Cookies on this website
We use cookies to ensure that we give you the best experience on our website. If you click 'Continue' we'll assume that you are happy to receive all cookies and you won't see this message again. Click 'Find out more' for information on how to change your cookie settings.

The relation between maternal anti-D concentrations, measured against the British working standard, and outcome of rhesus-sensitised pregnancies was studied. There is a clear relation between increasing anti-D concentrations and the chance of a severely affected baby. Of those pregnancies (78) where serial anti-D concentrations remained below 4 IU/ml, no baby had a cord haemoglobin below 10 g/dl and three had exchange transfusions. In contrast, of those mothers (106) with anti-D concentrations above 4 IU/ml, 23 had babies with a cord haemoglobin below 10 g/dl and 79 babies had exchange transfusions.

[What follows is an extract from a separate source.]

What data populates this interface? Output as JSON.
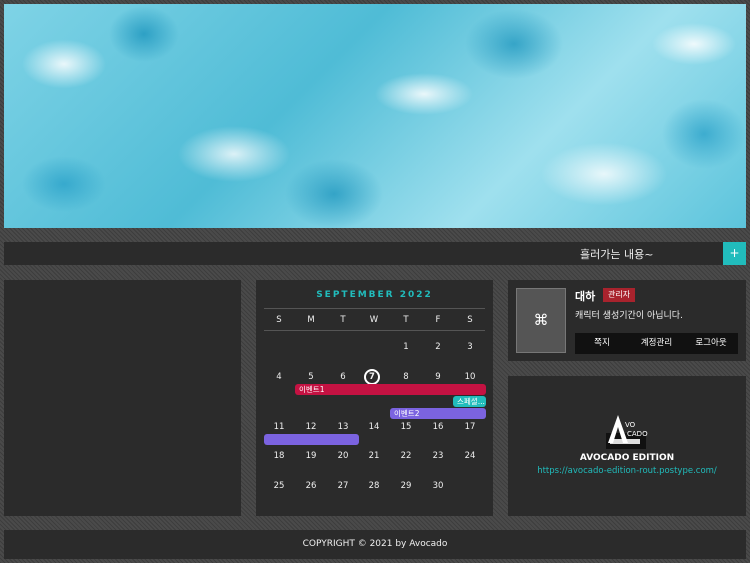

It is suggested that those pregnancies where anti-D concentrations remain below 4 IU/ml represent a relatively safe group in which amniocentesis may be avoided.

Original publication

DOI

10.1136/bmj.285.6338.327

Type

Journal article

Journal

Br Med J (Clin Res Ed)

Publication Date

31/07/1982

Volume

285

Pages

327 - 329

Keywords

Bilirubin, Erythroblastosis, Fetal, Exchange Transfusion, Whole Blood, Female, Fetal Blood, Hemoglobins, Humans, Infant, Newborn, Isoantibodies, Pregnancy, Prognosis, Rh-Hr Blood-Group System, Rho(D) Immune Globulin